(Medical Transcription Sample Report)
2. Bilateral true vocal cord lesions.
2. Bilateral true vocal cord lesions.
ANESTHESIA: General endotracheal.
ESTIMATED BLOOD LOSS: Minimal.
INDICATIONS FOR PROCEDURE: The patient is a 33-year-old Caucasian male with a history of chronic hoarseness and bilateral true vocal cord lesions, and leukoplakia discovered on a fiberoptic nasal laryngoscopy in the office. Discussed risks, complications, and consequences of a surgical biopsy of the left true vocal cord and consent was obtained.

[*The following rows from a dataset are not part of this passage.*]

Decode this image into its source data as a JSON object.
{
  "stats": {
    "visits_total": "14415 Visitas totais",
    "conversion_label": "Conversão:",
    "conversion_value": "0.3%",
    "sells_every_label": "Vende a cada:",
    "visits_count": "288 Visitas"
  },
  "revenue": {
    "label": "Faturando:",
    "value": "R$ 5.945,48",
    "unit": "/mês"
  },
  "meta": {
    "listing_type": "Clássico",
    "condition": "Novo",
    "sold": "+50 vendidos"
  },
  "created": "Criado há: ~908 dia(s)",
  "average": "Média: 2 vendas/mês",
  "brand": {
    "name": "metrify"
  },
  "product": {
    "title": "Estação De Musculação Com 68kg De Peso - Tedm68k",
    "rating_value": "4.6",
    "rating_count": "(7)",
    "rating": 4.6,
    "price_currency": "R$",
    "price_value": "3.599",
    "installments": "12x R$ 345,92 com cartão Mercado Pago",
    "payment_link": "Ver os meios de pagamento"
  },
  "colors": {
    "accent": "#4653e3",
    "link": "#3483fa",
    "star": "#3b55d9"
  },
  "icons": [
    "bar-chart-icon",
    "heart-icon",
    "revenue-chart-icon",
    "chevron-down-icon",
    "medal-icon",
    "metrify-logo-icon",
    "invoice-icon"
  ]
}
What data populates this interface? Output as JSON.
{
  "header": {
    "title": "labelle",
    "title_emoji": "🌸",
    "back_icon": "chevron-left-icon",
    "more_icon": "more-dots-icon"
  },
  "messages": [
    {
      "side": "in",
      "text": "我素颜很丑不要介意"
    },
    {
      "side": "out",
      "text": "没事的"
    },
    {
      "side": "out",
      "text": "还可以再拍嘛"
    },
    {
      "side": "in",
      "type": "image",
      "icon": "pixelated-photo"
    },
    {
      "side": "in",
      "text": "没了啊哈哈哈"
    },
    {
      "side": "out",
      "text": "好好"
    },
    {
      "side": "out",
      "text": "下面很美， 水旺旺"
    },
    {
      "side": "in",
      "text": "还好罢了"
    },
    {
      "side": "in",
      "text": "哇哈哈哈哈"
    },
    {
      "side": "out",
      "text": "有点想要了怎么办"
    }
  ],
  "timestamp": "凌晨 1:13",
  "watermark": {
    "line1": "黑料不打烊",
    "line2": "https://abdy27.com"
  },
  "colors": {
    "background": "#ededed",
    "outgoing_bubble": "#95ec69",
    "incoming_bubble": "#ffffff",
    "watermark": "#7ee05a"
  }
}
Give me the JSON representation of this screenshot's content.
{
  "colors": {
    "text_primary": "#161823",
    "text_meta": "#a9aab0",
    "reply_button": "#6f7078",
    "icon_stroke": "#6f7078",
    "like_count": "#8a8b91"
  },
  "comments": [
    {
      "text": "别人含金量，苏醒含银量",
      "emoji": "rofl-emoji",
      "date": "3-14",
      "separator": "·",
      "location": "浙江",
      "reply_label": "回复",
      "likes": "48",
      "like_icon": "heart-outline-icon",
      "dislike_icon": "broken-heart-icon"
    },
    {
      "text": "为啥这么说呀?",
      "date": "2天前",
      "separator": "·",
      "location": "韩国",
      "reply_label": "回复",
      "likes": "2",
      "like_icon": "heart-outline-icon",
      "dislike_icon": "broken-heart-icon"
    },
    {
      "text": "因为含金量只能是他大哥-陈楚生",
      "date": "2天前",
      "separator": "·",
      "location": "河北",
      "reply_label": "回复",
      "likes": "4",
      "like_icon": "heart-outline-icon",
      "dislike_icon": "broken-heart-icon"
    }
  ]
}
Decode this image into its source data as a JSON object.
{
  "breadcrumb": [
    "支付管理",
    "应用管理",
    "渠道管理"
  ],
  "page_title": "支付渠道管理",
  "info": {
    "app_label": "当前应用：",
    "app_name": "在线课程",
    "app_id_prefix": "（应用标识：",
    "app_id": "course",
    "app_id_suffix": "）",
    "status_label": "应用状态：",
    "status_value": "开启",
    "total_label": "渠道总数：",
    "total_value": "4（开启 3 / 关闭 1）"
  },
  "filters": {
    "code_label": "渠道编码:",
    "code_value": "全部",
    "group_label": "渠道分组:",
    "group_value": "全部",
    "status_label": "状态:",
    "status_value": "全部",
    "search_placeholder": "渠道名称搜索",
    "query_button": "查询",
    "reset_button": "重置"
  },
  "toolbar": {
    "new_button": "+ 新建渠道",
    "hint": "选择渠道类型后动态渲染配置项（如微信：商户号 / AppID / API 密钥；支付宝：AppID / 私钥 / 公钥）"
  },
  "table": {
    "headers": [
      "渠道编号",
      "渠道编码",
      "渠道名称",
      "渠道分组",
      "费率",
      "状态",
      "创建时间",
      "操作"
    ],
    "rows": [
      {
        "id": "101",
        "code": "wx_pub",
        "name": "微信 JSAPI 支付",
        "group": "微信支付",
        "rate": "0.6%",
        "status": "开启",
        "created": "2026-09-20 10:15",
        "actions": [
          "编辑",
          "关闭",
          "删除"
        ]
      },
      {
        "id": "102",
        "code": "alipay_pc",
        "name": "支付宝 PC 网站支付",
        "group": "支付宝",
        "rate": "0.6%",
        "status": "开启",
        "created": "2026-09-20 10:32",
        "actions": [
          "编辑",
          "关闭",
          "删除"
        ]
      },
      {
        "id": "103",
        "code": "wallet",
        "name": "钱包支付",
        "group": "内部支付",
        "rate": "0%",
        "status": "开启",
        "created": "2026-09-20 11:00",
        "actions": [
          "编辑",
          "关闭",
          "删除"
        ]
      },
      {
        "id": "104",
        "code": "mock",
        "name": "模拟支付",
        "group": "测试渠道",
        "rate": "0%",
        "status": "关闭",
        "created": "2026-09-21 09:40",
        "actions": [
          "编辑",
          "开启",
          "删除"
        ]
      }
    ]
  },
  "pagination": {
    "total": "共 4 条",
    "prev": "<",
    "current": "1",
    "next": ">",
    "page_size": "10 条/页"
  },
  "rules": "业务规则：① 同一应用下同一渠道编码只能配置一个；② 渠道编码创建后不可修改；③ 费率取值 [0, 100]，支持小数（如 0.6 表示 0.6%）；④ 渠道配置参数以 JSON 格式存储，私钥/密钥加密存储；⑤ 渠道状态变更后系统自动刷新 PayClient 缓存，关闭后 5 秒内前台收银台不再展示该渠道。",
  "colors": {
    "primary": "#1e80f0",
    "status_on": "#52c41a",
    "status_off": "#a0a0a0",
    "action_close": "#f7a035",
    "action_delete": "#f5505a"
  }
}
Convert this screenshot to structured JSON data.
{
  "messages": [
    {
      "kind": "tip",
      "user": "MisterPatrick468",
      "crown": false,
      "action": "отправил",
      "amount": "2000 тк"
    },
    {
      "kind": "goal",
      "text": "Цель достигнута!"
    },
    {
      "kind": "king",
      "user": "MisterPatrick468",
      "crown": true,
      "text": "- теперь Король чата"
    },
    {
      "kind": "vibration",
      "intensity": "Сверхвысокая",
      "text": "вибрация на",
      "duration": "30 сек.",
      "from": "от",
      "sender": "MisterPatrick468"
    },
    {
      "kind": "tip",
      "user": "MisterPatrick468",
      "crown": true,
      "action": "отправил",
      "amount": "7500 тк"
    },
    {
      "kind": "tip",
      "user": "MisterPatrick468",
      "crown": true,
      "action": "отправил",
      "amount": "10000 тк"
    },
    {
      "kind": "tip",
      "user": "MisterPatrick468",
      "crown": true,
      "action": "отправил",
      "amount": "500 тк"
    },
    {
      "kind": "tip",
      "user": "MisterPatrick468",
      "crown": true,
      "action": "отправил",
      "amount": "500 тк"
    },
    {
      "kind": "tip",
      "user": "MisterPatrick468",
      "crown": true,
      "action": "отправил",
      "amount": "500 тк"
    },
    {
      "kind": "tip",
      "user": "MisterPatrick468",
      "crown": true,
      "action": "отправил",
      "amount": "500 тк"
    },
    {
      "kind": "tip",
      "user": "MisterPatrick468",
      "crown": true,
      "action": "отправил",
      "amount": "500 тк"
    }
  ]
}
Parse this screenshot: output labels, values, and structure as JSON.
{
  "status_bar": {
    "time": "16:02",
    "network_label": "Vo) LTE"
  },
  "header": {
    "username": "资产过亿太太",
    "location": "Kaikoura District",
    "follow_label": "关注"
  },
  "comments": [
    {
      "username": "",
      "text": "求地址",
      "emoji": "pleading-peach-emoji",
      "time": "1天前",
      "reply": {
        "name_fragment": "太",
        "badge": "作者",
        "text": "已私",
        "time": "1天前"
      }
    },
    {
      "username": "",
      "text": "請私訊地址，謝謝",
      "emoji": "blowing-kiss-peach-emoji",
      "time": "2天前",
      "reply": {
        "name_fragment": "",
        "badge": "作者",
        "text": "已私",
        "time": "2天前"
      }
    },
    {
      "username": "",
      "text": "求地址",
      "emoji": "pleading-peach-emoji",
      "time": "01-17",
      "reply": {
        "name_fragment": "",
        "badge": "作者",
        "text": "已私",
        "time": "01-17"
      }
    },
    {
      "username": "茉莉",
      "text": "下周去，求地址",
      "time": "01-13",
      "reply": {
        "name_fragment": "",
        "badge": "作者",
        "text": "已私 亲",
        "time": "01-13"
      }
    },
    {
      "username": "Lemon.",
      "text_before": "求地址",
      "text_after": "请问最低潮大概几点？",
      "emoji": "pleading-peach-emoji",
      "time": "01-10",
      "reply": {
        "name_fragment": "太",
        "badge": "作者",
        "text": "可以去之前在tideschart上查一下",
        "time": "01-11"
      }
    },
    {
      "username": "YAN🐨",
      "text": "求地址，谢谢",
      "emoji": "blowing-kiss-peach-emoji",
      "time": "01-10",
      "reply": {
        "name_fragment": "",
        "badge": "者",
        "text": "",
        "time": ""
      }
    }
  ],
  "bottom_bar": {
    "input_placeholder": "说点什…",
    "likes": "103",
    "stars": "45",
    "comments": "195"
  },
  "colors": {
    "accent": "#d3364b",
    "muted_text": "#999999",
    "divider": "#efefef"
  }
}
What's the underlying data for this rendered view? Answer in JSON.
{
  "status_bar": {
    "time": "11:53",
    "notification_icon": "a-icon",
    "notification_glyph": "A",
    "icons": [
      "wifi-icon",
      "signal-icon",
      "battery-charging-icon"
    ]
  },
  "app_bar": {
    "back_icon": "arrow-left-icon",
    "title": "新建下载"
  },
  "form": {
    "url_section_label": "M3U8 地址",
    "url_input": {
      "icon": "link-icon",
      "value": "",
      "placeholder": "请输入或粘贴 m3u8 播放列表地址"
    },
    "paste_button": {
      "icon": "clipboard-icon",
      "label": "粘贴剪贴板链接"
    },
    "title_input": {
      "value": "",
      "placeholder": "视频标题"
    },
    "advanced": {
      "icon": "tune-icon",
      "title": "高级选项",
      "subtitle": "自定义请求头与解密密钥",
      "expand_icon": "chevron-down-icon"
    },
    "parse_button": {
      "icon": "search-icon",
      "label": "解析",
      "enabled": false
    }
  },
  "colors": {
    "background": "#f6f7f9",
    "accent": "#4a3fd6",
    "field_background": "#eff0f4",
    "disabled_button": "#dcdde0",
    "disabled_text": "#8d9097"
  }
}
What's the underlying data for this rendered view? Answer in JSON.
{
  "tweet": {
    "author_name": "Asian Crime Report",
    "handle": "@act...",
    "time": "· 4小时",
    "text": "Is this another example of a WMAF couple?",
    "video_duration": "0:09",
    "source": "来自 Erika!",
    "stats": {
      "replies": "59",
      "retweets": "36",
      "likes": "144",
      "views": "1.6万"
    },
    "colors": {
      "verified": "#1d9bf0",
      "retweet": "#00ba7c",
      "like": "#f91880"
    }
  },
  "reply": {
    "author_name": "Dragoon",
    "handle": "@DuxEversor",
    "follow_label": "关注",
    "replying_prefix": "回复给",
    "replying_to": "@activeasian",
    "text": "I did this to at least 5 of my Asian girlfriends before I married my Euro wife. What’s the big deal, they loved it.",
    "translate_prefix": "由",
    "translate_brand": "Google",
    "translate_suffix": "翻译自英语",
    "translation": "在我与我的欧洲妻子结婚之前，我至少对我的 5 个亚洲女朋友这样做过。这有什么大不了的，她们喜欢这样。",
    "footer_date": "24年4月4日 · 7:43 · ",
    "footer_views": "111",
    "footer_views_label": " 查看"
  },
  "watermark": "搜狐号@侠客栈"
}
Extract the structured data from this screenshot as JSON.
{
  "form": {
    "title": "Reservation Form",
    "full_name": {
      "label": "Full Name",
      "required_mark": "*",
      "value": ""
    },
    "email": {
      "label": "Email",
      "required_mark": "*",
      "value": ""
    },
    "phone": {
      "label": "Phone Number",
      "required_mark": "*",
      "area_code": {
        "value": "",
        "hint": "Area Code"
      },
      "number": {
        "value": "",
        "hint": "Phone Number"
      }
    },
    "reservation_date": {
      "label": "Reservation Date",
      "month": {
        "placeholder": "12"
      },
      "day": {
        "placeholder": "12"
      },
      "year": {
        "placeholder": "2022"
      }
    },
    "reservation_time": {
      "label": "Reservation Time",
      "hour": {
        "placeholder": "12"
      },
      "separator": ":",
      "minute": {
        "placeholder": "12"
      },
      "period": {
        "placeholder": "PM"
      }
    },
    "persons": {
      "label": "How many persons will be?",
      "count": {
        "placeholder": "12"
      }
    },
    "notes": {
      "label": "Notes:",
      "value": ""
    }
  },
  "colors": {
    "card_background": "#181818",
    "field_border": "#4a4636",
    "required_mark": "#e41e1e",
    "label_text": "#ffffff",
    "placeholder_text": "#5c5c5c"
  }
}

After this, a mouthguard was placed in the upper teeth and a Dedo laryngoscope was placed in the patient's oral cavity and advanced through the oral cavity in the oropharynx down into the hypopharynx. The patient's larynx was then brought into view with the true vocal cords hidden underneath what appeared to be redundant false vocal cords. The left true vocal cord was then first addressed and appeared to have an extensive area of leukoplakia extending from the posterior one-third up to the anterior third. The false vocal cord also appeared to be very full on the left side along with fullness in the subglottic region. The patient's anterior commissure appeared to be clear. The false cord on the right side also appeared to be very redundant and overshadowing the true vocal cord. Once the true vocal cord was retracted laterally, there was revealed a second area of leukoplakia involving the right true vocal cord in the anterior one-third aspect. The patient's subglottic region was very edematous and with redundant mucosal tissue. The areas of leukoplakia appeared to be cobblestoned in appearance, irregularly bordered, and very hard to the touch. The left true vocal cord was then first addressed, was stripped from posteriorly to anteriorly utilizing a #45 laryngeal forceps. After this, the patient had pressure placed upon this area with tropical adrenaline and a rectal swab to maintain hemostasis. The specimen was passed off the field and was sent to Pathology for evaluation. Hemostasis was maintained on the left side. Prior to taking this biopsy, the Louie arm was attached to the laryngoscope and then suspended on the Mayo stand. The Zeiss operating microscope was then brought into view to directly visualize the vocal cords. The biopsies were taken under direct visualization utilizing the Zeiss operating microscope. After the specimen was taken and the laryngoscope was desuspended from the Mayo stand and Louie arm was removed, the scope was then pulled more cephalad and the piriform sinuses, valecula, and base of the tongue were all directly visualized, which appeared normal except for the left base of tongue appeared to be full. This area was biopsied multiple times with a straight laryngeal forceps and passed off the field and sent to Pathology as specimen. The scope was then pulled back into the superior aspect of hypopharynx into the oropharynx and the oral cavity demonstrated no signs of any gross lesions. A bimanual examination was then performed, which again demonstrated a fullness on the left base of tongue region with no signs of any other gross lesions. There were no signs of any palpable cervical lymphadenopathy. The tooth guard was removed and the patient was then turned back to anesthesia. The patient did receive intraoperatively 10 mg of Decadron. The patient tolerated the procedure well and was extubated in the operating room.
The patient was transferred to recovery room in stable condition and tolerated the procedure well. The patient will be sent home with prescriptions for Medrol DOSEPAK, Tylenol with Codeine, Elixir, and amoxicillin 250 mg per 5 cc.
Keywords: ent - otolaryngology, direct laryngoscopy, zeiss operating microscope, vocal cord lesions, vocal cord, cord, vocal, microscopic, laryngoscopy, hoarseness, biopsy, leukoplakia,